October 25, 2007
E-filing execution appeals

From the Why Didn't We Think Of This Before department:

A petition signed by 309 Texas lawyers -- including two former state Supreme Court justices -- was filed Wednesday asking the Texas Court of Criminal Appeals to accept electronic filings to avoid a repeat of the controversial events leading to the execution of Michael Richard.

Richard was executed Sept. 25 after Presiding Judge Sharon Keller told the court clerk's office to close promptly at 5 p.m., cutting off Richard's appeals for a stay of execution.

The U.S. Supreme Court earlier in the day had agreed to consider whether the chemicals used in lethal injection constitute cruel and unusual punishment.

If Richard's stay request had made it through legal channels, his execution likely would have been halted until the case was decided. Another Texas inmate had his execution stayed by the Supreme Court on the same grounds as Richard was requesting.

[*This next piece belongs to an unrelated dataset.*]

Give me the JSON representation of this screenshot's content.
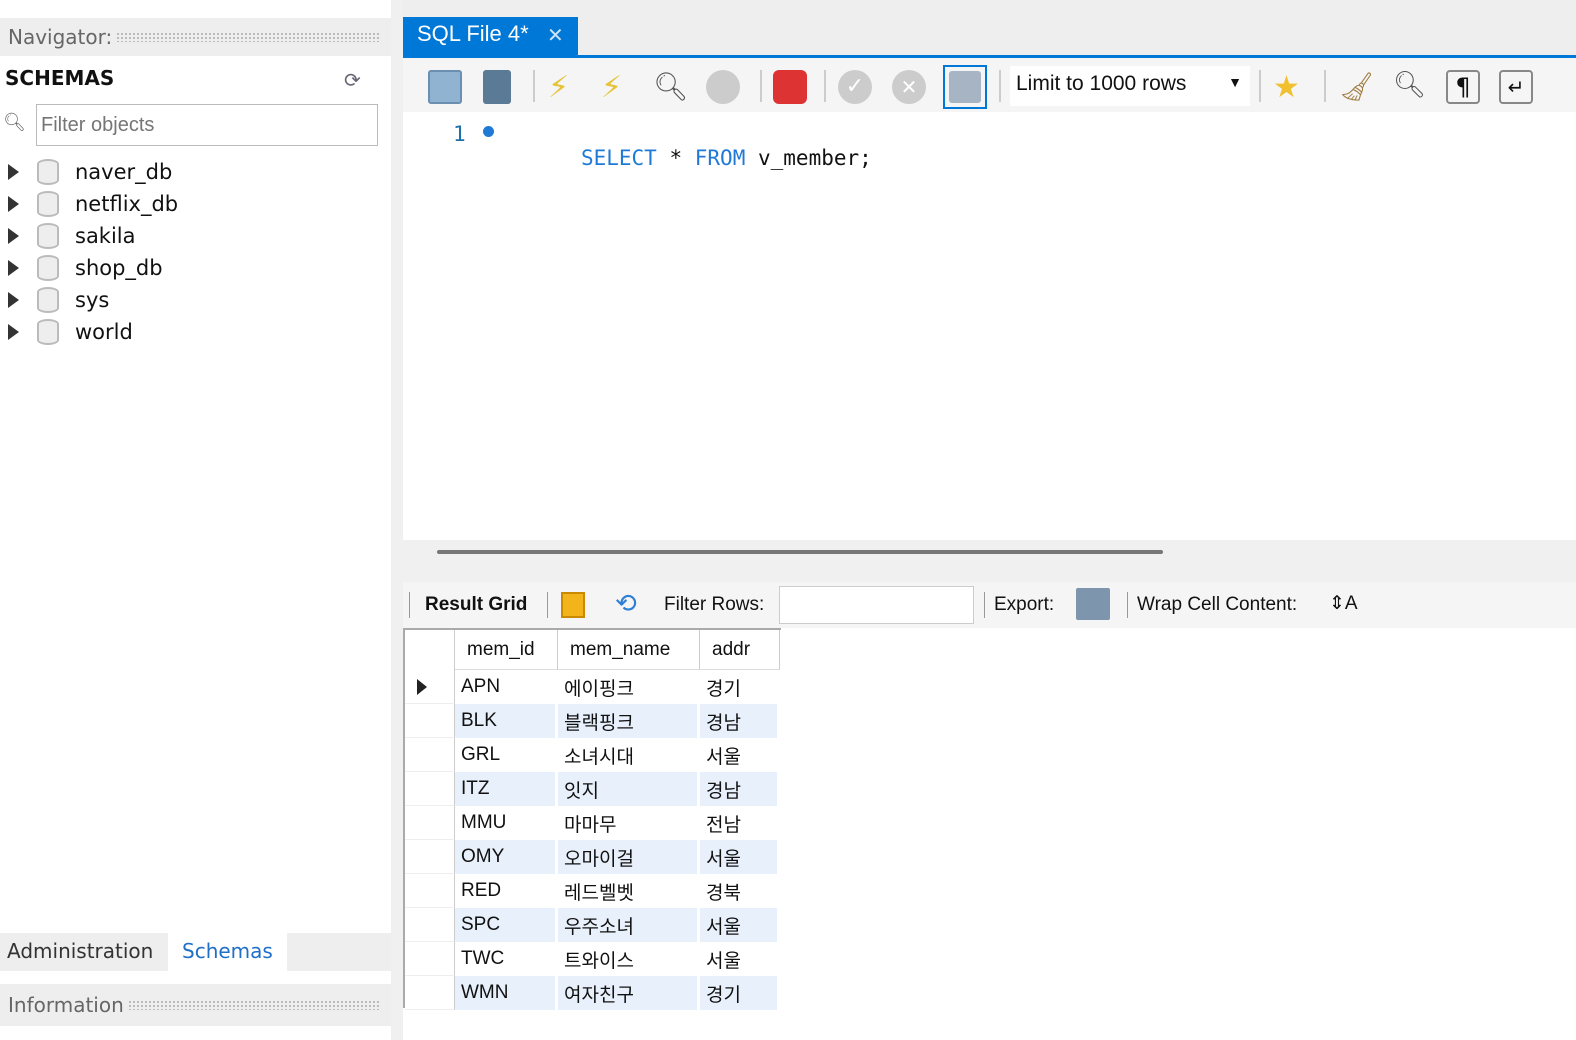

"To help avoid a recurrence of such a tragic, unnecessary execution, petitioners ask the court to adopt a rule to permit e-filing, to facilitate and expedite the filing of papers in death penalty cases," said the petition by the Texas lawyers.

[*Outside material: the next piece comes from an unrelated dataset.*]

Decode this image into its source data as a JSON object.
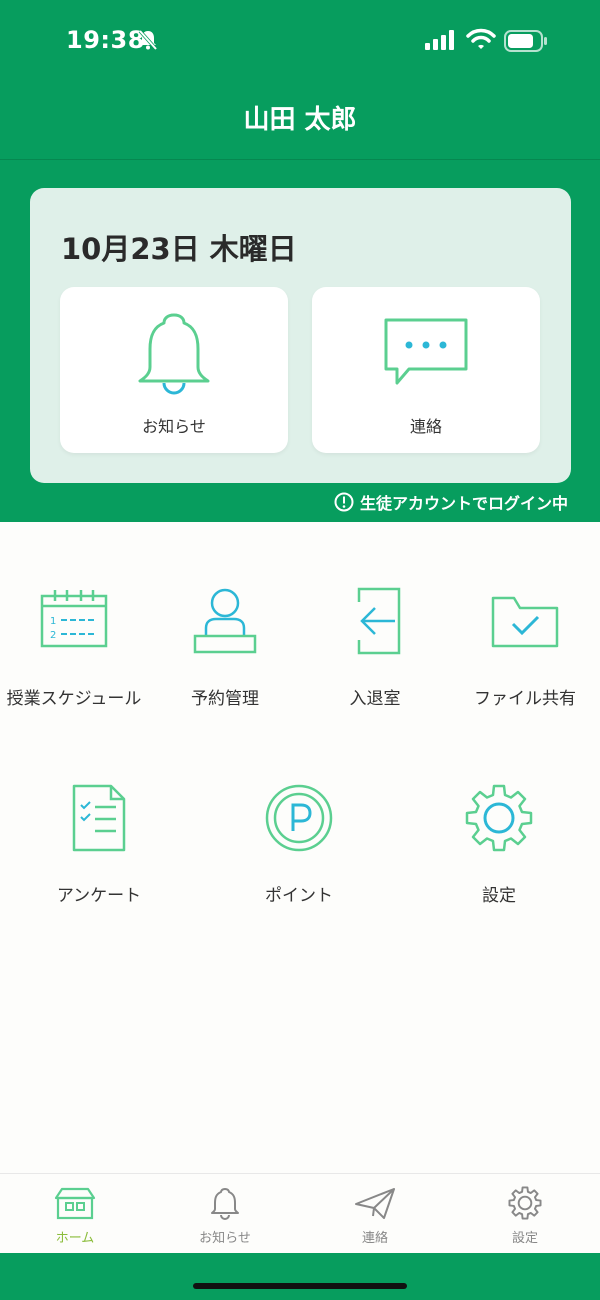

Such filings, they noted, are allowed in all the federal courts in Texas as well as the U.S. Supreme Court.

Because the Court of Criminal Appeals was meeting in Beaumont on Wednesday, the court's spokesman, Judge Tom Price, was unavailable for comment.

Among those signing the petition were former state Supreme Court Justices Rose Spector, a Democrat, and Deborah Hankinson, a Republican. The Supreme Court handles civil matters.

Others on the petition included Houston attorneys Dick DeGuerin and Mark Lanier.

I can't come up with a single argument against this. It won't completely eliminate Five O'Clock Keller situations, since computers can still crash and email can still bounce, but it should go a long way towards reducing the probability of future reoccurrances. And besides, it just makes good common sense. Let's make this one good thing happen from the Michael Richard fiasco. It's the least we can do.

Posted by Charles Kuffner on October 25, 2007 to Crime and Punishment